For the demo, there were three Syng Cell Alphas set up in a relatively small room: two on a shelf in the front corners on table stands and one on a floor stand in the center of the back wall. Also on the shelf in the front of the room was a Devialet Phantom I ($3,200), Bang & Olufsen Beosound 2 ($2,250), and Sonos Play:5 ($499).
The demo was conducted by Chris Kyriakakis, Syng’s chief audio scientist, and Nathan Hoyt, senior acoustic engineer. They played tracks from Spotify on a Macintosh, which switched the signal to each speaker. To keep switching times reasonable and avoid having to wait for wireless handshakes, they used a USB connection to the Cell Alpha; the other speakers also used a hardwire connection from an outboard audio interface: S/PDIF to the Devialet and analog audio to the B&O and Sonos.
As they played several stereo tracks while switching between a single Cell Alpha in one corner and the other speakers, it was immediately apparent that the Cell had the lowest, loudest bass and the widest soundfield. All three of the other speakers had a much smaller soundfield and less bass. In particular, the Devialet sounded somewhat closed in, while the B&O had the least bass of them all, resulting in a very trebly sound.

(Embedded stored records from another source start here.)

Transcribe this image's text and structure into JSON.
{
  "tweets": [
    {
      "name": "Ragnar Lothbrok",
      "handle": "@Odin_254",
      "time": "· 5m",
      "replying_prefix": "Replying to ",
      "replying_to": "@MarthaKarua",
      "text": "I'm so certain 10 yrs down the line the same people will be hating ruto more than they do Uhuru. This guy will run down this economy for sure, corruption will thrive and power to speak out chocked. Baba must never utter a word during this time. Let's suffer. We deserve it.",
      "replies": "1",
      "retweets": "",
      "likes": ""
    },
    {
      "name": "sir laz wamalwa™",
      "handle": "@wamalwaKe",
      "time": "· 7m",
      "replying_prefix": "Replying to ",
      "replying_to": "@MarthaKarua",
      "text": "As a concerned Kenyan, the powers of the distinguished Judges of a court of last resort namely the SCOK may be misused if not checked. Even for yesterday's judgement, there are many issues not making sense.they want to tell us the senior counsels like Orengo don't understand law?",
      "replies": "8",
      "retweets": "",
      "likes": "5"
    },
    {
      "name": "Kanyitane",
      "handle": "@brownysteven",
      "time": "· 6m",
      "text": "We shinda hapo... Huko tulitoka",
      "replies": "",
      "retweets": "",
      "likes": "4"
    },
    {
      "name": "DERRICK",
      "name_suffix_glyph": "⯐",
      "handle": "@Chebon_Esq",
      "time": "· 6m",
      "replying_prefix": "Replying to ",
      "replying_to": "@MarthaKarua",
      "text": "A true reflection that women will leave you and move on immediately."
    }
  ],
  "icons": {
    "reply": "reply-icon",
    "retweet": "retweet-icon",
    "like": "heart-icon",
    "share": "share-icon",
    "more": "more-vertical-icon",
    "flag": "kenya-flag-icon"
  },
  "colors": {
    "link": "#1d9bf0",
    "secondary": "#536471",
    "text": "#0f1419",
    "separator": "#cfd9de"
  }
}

I found the Cell Alpha’s bass to be a bit overbalanced, which I thought might be due to the fact that it was in a corner. When I mentioned it to Chris, he said the calibration process takes that into account and produces a perceptually flat response in relation to the human response to loudness, which is less sensitive to low and high frequencies than it is to the midrange.
He suggested that my observation might be due to the direct and immediate comparison with the lower level of bass output from the other speakers. Of course, he’s a representative of the company, so his comments must be considered in that context, but he also has deep technical chops that I greatly respect; after all, in his previous gig, he was one of the driving forces behind Audyssey room correction.
Next, they played some stereo tracks on all three Cells in the room. As Chris explained, the Syng system accepts a stereo signal and creates “spatial elements” that he called “leftish,” “rightish,” “centerish,” and “ambient surroundish.” Those elements are then rendered by however many Cell speakers are in the system, with all speakers reproducing all four elements in different amounts, depending on where each one is in the room. Syng calls this Beyond Stereo, which is made possible by the company’s Triphonic beamforming technology.
As I walked around the room, I could definitely hear roughly the same mix from any location, unlike a traditional surround system. Nathan showed me the Syng Space app, which was set for the widest possible soundfield—in other words, a huge sweet spot centered in the middle of the room. He then adjusted the size and location of the soundfield to demonstrate that you could move the sound so it’s fully rendered in part of the room and less so in another part, allowing comfortable conversation there. This is accomplished by graphically by dragging a “puck” around on the screen and pinching to change the size of the soundfield.
In addition to 2-channel audio, the Syng Cell alpha can accept a 5.1 signal via ARC and eARC using a special Syng Link HDMI cable, which is scheduled to be available in the Fall. Like an ARC soundbar, you would use the TV as a switcher in this case. (You can read all about the differences between ARC and eARC in this linked article.)
Chris and Nathan also showed me some things they are working on for the future, which are mighty cool. But if I told you about them, I’d have to kill you—or, more to the point, they’d have to kill me!
Syng Cell Alpha: Coming this summer
The Syng Cell Alpha is scheduled to ship this summer; you can check it out at the company’s website. But be forewarned—it ain’t cheap. With the tabletop stand, a single Cell Alpha will set you back $1,799, and if you opt for the height-adjustable floor stand, it’s $1,969.
I was quite impressed with what I heard at the Syng offices; the overall sound quality was excellent, and the immersive soundfield was better than I’ve heard from other speakers of this type. Of course, any company demo must be taken with a grain of salt; I intend to review the Syng Cell Alpha in my home as soon as they ship me one—or better yet, two or three! So, stay tuned for that.